• [Your instructions]: What is needed is an exact copy of the entries, with the pictures excluded.

• [Exercise materials]:

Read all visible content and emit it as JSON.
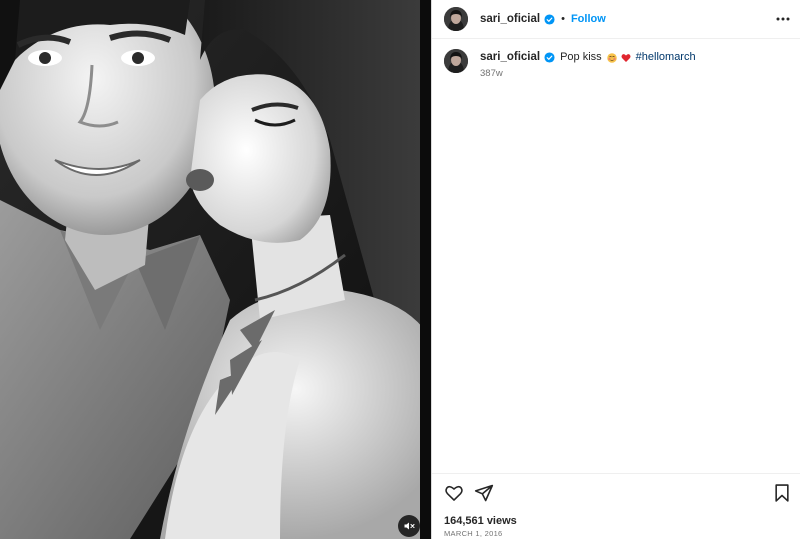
{
  "post": {
    "username": "sari_oficial",
    "verified": true,
    "follow_label": "Follow",
    "separator": "•",
    "caption": {
      "text": "Pop kiss",
      "emojis": [
        "blushing-face-emoji",
        "red-heart-emoji"
      ],
      "hashtag": "#hellomarch"
    },
    "time_ago": "387w",
    "views": "164,561 views",
    "date": "MARCH 1, 2016"
  },
  "media": {
    "type": "video",
    "style": "black-and-white photo",
    "audio_button": "speaker-muted-icon"
  },
  "icons": {
    "more": "more-options-icon",
    "like": "heart-icon",
    "share": "share-icon",
    "save": "bookmark-icon",
    "verified": "verified-badge-icon"
  },
  "colors": {
    "follow": "#0095f6",
    "hashtag": "#00376b",
    "verified": "#0095f6",
    "muted_text": "#737373",
    "divider": "#dbdbdb"
  }
}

• [Task response]:
Read all visible content and emit it as JSON.
{
  "post": {
    "username": "sari_oficial",
    "verified": true,
    "follow_label": "Follow",
    "separator": "•",
    "caption": {
      "text": "Pop kiss",
      "emojis": [
        "blushing-face-emoji",
        "red-heart-emoji"
      ],
      "hashtag": "#hellomarch"
    },
    "time_ago": "387w",
    "views": "164,561 views",
    "date": "MARCH 1, 2016"
  },
  "media": {
    "type": "video",
    "style": "black-and-white photo",
    "audio_button": "speaker-muted-icon"
  },
  "icons": {
    "more": "more-options-icon",
    "like": "heart-icon",
    "share": "share-icon",
    "save": "bookmark-icon",
    "verified": "verified-badge-icon"
  },
  "colors": {
    "follow": "#0095f6",
    "hashtag": "#00376b",
    "verified": "#0095f6",
    "muted_text": "#737373",
    "divider": "#dbdbdb"
  }
}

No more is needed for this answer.